Key responses to climate change
The most important climate change response globally is the shift from fossil fuels to renewable energy for how we power our transport, industry and all other aspects of our lives; the most efficient way to speed this transition is to place a price on carbon emissions and progressively raise it.
Governments have other vital roles, like fostering global co-operation in this effort to hold back the warming that imperils so much of the life on our planet; co-investing in the research and development required to support and speed up the transition away from fossil fuels, and in reducing and/or capturing carbon and other greenhouse gas (GHG) emissions; protecting and growing forests in appropriate places; and supporting those impacted negatively by the necessary changes and the impacts of a changing climate.

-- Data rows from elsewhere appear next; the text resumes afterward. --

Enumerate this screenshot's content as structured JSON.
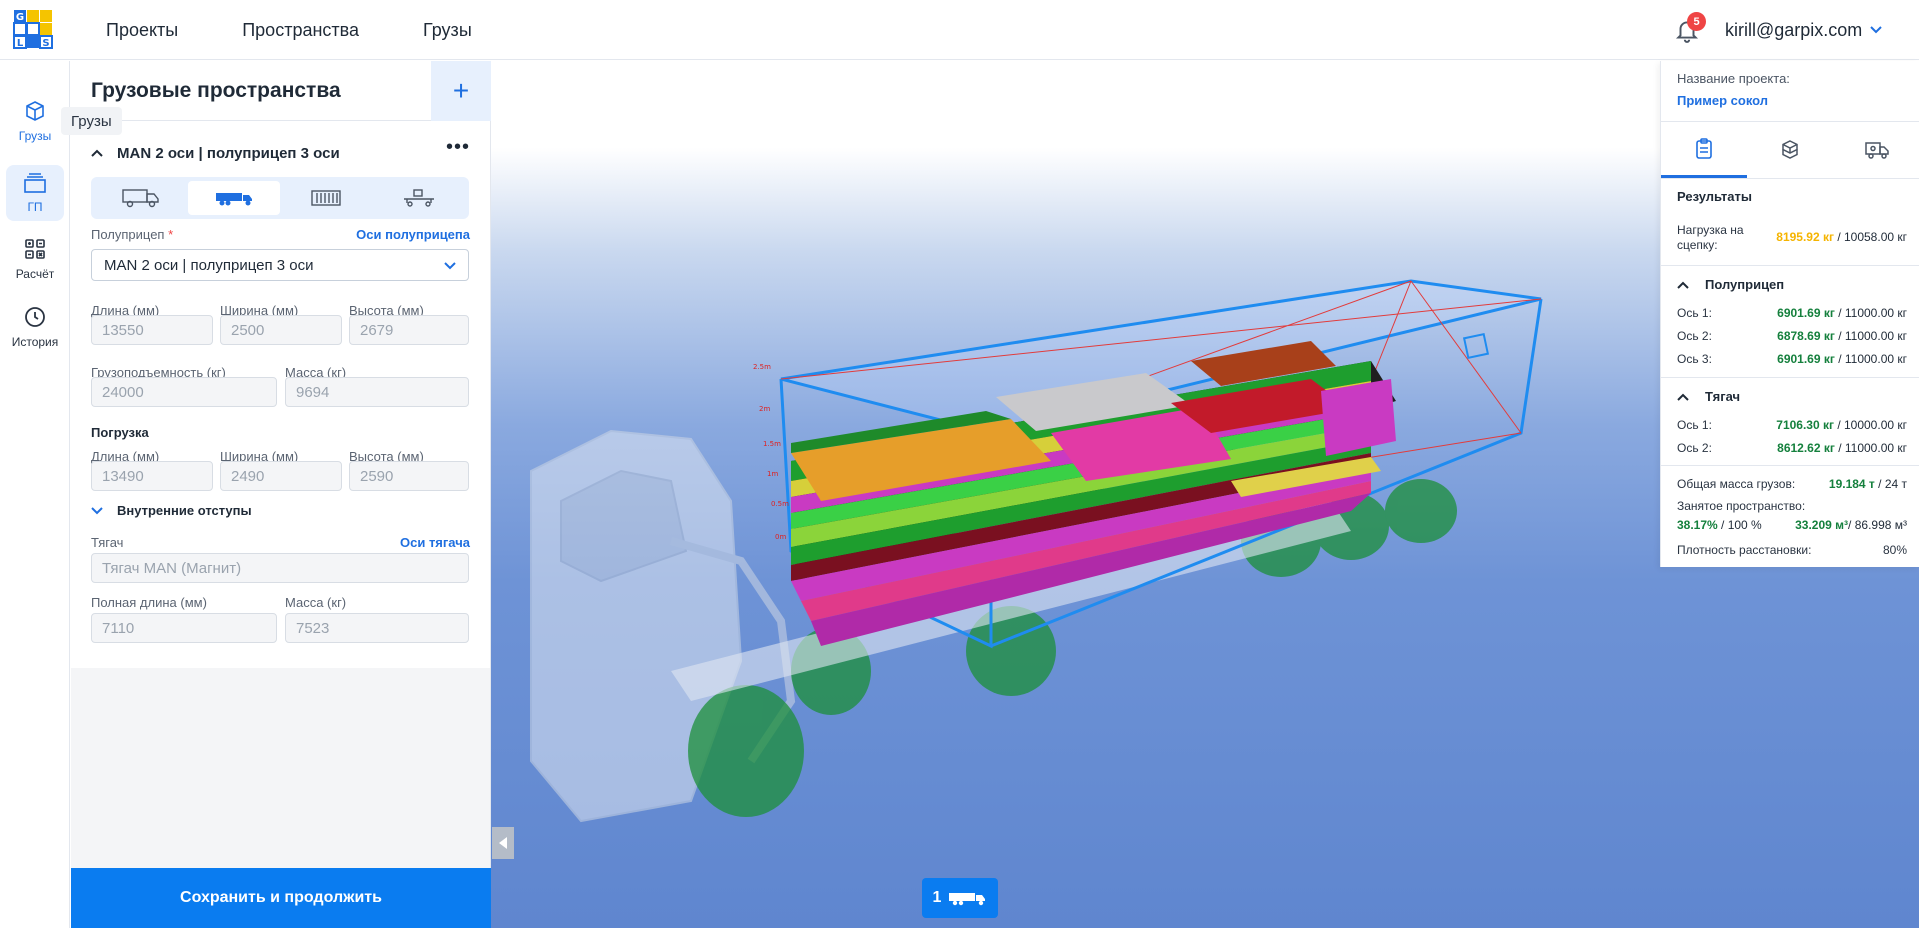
{
  "header": {
    "nav": [
      "Проекты",
      "Пространства",
      "Грузы"
    ],
    "notifications_count": "5",
    "user_email": "kirill@garpix.com",
    "logo_letters": [
      "G",
      "L",
      "S"
    ]
  },
  "rail": {
    "items": [
      {
        "label": "Грузы",
        "icon": "cargo-box-icon"
      },
      {
        "label": "ГП",
        "icon": "cargo-space-icon"
      },
      {
        "label": "Расчёт",
        "icon": "calculation-grid-icon"
      },
      {
        "label": "История",
        "icon": "history-clock-icon"
      }
    ],
    "tooltip": "Грузы"
  },
  "panel": {
    "title": "Грузовые пространства",
    "add_label": "+",
    "space_name": "MAN 2 оси | полуприцеп 3 оси",
    "types": [
      "truck-icon",
      "semitrailer-icon",
      "container-icon",
      "platform-icon"
    ],
    "semitrailer_label": "Полуприцеп",
    "semitrailer_axes_link": "Оси полуприцепа",
    "semitrailer_value": "MAN 2 оси | полуприцеп 3 оси",
    "length_label": "Длина (мм)",
    "width_label": "Ширина (мм)",
    "height_label": "Высота (мм)",
    "length": "13550",
    "width": "2500",
    "height": "2679",
    "capacity_label": "Грузоподъемность (кг)",
    "mass_label": "Масса (кг)",
    "capacity": "24000",
    "mass": "9694",
    "loading_title": "Погрузка",
    "load_length": "13490",
    "load_width": "2490",
    "load_height": "2590",
    "inner_offsets": "Внутренние отступы",
    "tractor_label": "Тягач",
    "tractor_axes_link": "Оси тягача",
    "tractor_placeholder": "Тягач MAN (Магнит)",
    "full_length_label": "Полная длина (мм)",
    "tractor_mass_label": "Масса (кг)",
    "full_length": "7110",
    "tractor_mass": "7523",
    "save_label": "Сохранить и продолжить"
  },
  "viewport": {
    "vehicle_count": "1",
    "scale_labels": [
      "2.5m",
      "2m",
      "1.5m",
      "1m",
      "0.5m",
      "0m"
    ]
  },
  "results": {
    "project_label": "Название проекта:",
    "project_name": "Пример сокол",
    "tabs": [
      "clipboard-icon",
      "boxes-icon",
      "truck-settings-icon"
    ],
    "title": "Результаты",
    "hitch_label": "Нагрузка на сцепку:",
    "hitch_value": "8195.92 кг",
    "hitch_max": " / 10058.00 кг",
    "semitrailer_group": "Полуприцеп",
    "semitrailer_axes": [
      {
        "label": "Ось 1:",
        "value": "6901.69 кг",
        "max": " / 11000.00 кг"
      },
      {
        "label": "Ось 2:",
        "value": "6878.69 кг",
        "max": " / 11000.00 кг"
      },
      {
        "label": "Ось 3:",
        "value": "6901.69 кг",
        "max": " / 11000.00 кг"
      }
    ],
    "tractor_group": "Тягач",
    "tractor_axes": [
      {
        "label": "Ось 1:",
        "value": "7106.30 кг",
        "max": " / 10000.00 кг"
      },
      {
        "label": "Ось 2:",
        "value": "8612.62 кг",
        "max": " / 11000.00 кг"
      }
    ],
    "total_mass_label": "Общая масса грузов:",
    "total_mass_value": "19.184 т",
    "total_mass_max": " / 24 т",
    "occupied_label": "Занятое пространство:",
    "occupied_pct": "38.17%",
    "occupied_pct_max": " / 100 %",
    "occupied_vol": "33.209 м³",
    "occupied_vol_max": "/ 86.998 м³",
    "density_label": "Плотность расстановки:",
    "density_value": "80%"
  },
  "colors": {
    "accent": "#0a7cf0",
    "ok": "#15803d",
    "warn": "#f5b400"
  }
}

When we get to the local level, the best pointer to what this district should be doing is the weighty report by Niwa released late last year: Climate change projections and impacts for Tairawhiti and Hawke's Bay.
This is the expert view on what climate change will look like in our region over next 80 years, with its impacts on agriculture and horticulture, river flows and water availability for city and town supply, stock water and aquifer capacity.
We'll face drought conditions more often, some more severe; annual rainfall will decrease by up to 5 percent by 2040, with 10-15 percent decreases expected by 2090 depending on GHG concentrations (some of the largest projected decreases across the country).
Temperatures are projected to increase by 0.5-1C over the next 20 years, and by 1-1.5C by 2090 (or 2-3C under a high ghg concentration pathway). There will be more extreme hot days. This will likely impact the primary sector through more pests and diseases, and stress on livestock and plants; increased CO2 will increase plant growth rates but that might be limited by availability of water.
We will get more extreme rainfall events, so more slips and erosion if we don't have the right trees in the right places, as well as more floods and damage to infrastructure.
Sea levels are expected to rise by a metre by 2100 which will mean more coastal erosion and inundation events, with impacts on residential properties and infrastructure — such as road links between Gisborne city and towns further north.
This is why climate change needs to be the “lens over everything” our council does.